The company’s short-term expenses, including 1.6 billion yuan for subsidiary Youku Tudou’s live-streaming rights and higher bandwidth fees for the Fifa World Cup this year, will impact its margins in the short-term, according to a research note by ICBC analysts Martin Bao and Vicky Wu.
The yuan’s slide against the US dollar is also expected to result in foreign currency losses that will impact Alibaba’s net income in the short term, the ICBC analysts said.
Over the past few years, Alibaba has splashed out billions as it invested in various online and bricks-and-mortar retail operations in China, including Suning Commerce Group, Intime Retail Group, Sanjiang Shopping Club, Lianhua Supermarket, Sun Art Retail Group and its own Hema supermarket chain.
In Southeast Asia, Alibaba has bet on Singapore-based e-commerce subsidiary Lazada to extend the group’s operations in a region comprising 11 countries with a total population of 653.4 million, about 49 per cent of which live in urban areas, according to the latest United Nations estimates.
The push for growth overseas and diversification in business activities is poised to intensify for Alibaba amid increased competition and slower pace of expansion in the domestic online retail market. China’s online shopping market has seen its annual growth rate decline to 26.2 per cent in 2016 from 57.7 per cent in 2013, according to the CCB analysts’ report. China now accounts for about 70.5 per cent of its total revenue, led by customer management and commission revenues.
To combat the decline, Alibaba is seeking to transplant overseas the business model that it has refined in China’s massive internet market, which had an online population of 802 million at the end of June – about as many internet users as there are people in the United States, Indonesia and Brazil combined.
Size matters on the internet because of the so-called network effect, in which the addition of users increases the value of the product or service being consumed. The growth of the world’s second biggest economy’s online market has allowed internet companies Baidu, Alibaba and Tencent to achieve unprecedented scale.
Those three firms, collectively known under the acronym BAT, have expanded beyond their initial businesses to dominate nearly every aspect of China’s internet industry, with businesses ranging from web search and social media to retail and entertainment.
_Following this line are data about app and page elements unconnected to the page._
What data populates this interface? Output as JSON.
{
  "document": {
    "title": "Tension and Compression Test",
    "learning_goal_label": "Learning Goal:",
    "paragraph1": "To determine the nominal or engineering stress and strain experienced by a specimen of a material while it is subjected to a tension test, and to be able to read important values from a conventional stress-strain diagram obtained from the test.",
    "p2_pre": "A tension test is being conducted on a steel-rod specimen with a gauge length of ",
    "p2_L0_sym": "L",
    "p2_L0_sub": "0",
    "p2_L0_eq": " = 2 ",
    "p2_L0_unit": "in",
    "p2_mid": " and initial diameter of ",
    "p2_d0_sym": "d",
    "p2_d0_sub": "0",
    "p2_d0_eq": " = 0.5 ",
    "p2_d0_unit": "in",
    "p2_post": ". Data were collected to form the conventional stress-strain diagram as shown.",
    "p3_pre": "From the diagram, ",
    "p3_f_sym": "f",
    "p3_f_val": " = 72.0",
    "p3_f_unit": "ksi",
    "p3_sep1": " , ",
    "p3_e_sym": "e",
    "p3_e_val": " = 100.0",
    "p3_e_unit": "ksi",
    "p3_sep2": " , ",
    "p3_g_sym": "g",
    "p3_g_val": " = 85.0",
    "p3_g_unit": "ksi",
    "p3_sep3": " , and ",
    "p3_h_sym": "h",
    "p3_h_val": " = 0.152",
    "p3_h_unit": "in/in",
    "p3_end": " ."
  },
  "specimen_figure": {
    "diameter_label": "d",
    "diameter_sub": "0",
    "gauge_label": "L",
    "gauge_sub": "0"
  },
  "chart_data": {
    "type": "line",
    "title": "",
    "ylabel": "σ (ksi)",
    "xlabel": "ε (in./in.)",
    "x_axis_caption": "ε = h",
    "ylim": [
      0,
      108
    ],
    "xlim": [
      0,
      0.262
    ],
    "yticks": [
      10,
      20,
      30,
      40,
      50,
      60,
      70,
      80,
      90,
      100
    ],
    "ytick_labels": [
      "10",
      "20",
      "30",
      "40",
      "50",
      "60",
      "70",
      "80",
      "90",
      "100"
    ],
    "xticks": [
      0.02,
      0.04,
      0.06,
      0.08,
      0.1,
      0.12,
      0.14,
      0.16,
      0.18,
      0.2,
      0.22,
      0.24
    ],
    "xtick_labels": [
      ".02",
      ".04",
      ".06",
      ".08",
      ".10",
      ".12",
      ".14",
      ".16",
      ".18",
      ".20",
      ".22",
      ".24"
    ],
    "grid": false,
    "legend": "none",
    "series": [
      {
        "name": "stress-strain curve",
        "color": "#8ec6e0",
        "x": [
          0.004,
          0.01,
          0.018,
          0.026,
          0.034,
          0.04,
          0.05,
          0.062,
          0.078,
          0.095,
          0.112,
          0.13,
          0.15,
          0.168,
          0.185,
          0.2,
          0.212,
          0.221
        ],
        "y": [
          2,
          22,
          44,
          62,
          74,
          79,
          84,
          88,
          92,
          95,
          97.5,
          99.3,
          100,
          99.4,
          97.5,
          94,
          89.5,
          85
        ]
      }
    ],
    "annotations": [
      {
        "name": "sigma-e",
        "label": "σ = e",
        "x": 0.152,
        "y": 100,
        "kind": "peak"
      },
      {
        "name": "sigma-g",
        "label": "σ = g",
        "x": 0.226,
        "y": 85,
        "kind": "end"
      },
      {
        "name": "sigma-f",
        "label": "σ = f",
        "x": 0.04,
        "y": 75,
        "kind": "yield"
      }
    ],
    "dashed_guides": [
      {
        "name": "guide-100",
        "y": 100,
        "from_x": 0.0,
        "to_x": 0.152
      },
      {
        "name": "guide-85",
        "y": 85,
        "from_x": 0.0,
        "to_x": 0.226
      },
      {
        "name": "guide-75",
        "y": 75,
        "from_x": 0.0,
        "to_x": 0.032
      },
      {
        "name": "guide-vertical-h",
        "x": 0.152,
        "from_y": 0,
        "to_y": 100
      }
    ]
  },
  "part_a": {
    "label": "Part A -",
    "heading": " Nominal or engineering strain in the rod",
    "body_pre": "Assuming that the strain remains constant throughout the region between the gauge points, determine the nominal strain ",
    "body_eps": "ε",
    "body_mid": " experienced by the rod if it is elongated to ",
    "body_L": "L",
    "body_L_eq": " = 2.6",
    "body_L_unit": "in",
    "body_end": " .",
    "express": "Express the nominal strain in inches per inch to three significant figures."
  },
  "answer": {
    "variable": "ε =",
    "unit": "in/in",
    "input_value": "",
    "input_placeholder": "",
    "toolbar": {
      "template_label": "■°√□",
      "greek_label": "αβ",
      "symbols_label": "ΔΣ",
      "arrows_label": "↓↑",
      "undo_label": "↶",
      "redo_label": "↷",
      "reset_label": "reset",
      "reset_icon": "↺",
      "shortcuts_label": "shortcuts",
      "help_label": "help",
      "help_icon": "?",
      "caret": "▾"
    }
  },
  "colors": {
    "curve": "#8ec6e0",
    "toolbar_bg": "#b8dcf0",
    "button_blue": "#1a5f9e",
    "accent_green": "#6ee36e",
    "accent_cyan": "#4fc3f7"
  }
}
The trio now commands a combined market valuation exceeding US$1 trillion.
The triumvirate has also looked beyond China for investment opportunities with a total of 150 companies overseas receiving money from BAT, according to the China internet Report co-authored by the Post, its tech news site Abacus and San Francisco-based venture capital firm 500 Startups.